WHAT YOU SHOULD DO:
Reproduce all of the data word for word.

PROVIDED ENTRIES:

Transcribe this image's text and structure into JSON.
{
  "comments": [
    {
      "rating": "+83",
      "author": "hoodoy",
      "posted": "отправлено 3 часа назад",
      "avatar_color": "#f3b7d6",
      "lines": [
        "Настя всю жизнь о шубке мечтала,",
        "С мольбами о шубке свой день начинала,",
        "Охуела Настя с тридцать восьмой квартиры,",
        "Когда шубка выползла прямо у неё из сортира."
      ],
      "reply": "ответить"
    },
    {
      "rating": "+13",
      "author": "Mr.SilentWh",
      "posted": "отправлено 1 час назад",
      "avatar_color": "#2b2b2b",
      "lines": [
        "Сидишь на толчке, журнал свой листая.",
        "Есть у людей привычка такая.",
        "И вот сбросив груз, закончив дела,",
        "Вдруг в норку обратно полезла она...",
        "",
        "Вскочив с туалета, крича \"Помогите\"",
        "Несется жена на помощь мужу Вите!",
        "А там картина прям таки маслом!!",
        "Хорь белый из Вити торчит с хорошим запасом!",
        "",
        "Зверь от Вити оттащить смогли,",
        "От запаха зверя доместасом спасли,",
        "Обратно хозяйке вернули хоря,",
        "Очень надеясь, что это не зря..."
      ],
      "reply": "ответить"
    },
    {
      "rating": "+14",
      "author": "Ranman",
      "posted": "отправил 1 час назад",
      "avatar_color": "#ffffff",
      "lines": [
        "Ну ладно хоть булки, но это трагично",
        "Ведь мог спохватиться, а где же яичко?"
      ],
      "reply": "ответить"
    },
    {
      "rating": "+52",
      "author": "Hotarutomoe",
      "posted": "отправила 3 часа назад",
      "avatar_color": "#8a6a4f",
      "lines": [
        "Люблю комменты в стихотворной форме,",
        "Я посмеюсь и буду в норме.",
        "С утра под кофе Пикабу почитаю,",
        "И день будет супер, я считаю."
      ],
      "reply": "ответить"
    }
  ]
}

RESPONSE TO THE TASK:
Transcribe this image's text and structure into JSON.
{
  "comments": [
    {
      "rating": "+83",
      "author": "hoodoy",
      "posted": "отправлено 3 часа назад",
      "avatar_color": "#f3b7d6",
      "lines": [
        "Настя всю жизнь о шубке мечтала,",
        "С мольбами о шубке свой день начинала,",
        "Охуела Настя с тридцать восьмой квартиры,",
        "Когда шубка выползла прямо у неё из сортира."
      ],
      "reply": "ответить"
    },
    {
      "rating": "+13",
      "author": "Mr.SilentWh",
      "posted": "отправлено 1 час назад",
      "avatar_color": "#2b2b2b",
      "lines": [
        "Сидишь на толчке, журнал свой листая.",
        "Есть у людей привычка такая.",
        "И вот сбросив груз, закончив дела,",
        "Вдруг в норку обратно полезла она...",
        "",
        "Вскочив с туалета, крича \"Помогите\"",
        "Несется жена на помощь мужу Вите!",
        "А там картина прям таки маслом!!",
        "Хорь белый из Вити торчит с хорошим запасом!",
        "",
        "Зверь от Вити оттащить смогли,",
        "От запаха зверя доместасом спасли,",
        "Обратно хозяйке вернули хоря,",
        "Очень надеясь, что это не зря..."
      ],
      "reply": "ответить"
    },
    {
      "rating": "+14",
      "author": "Ranman",
      "posted": "отправил 1 час назад",
      "avatar_color": "#ffffff",
      "lines": [
        "Ну ладно хоть булки, но это трагично",
        "Ведь мог спохватиться, а где же яичко?"
      ],
      "reply": "ответить"
    },
    {
      "rating": "+52",
      "author": "Hotarutomoe",
      "posted": "отправила 3 часа назад",
      "avatar_color": "#8a6a4f",
      "lines": [
        "Люблю комменты в стихотворной форме,",
        "Я посмеюсь и буду в норме.",
        "С утра под кофе Пикабу почитаю,",
        "И день будет супер, я считаю."
      ],
      "reply": "ответить"
    }
  ]
}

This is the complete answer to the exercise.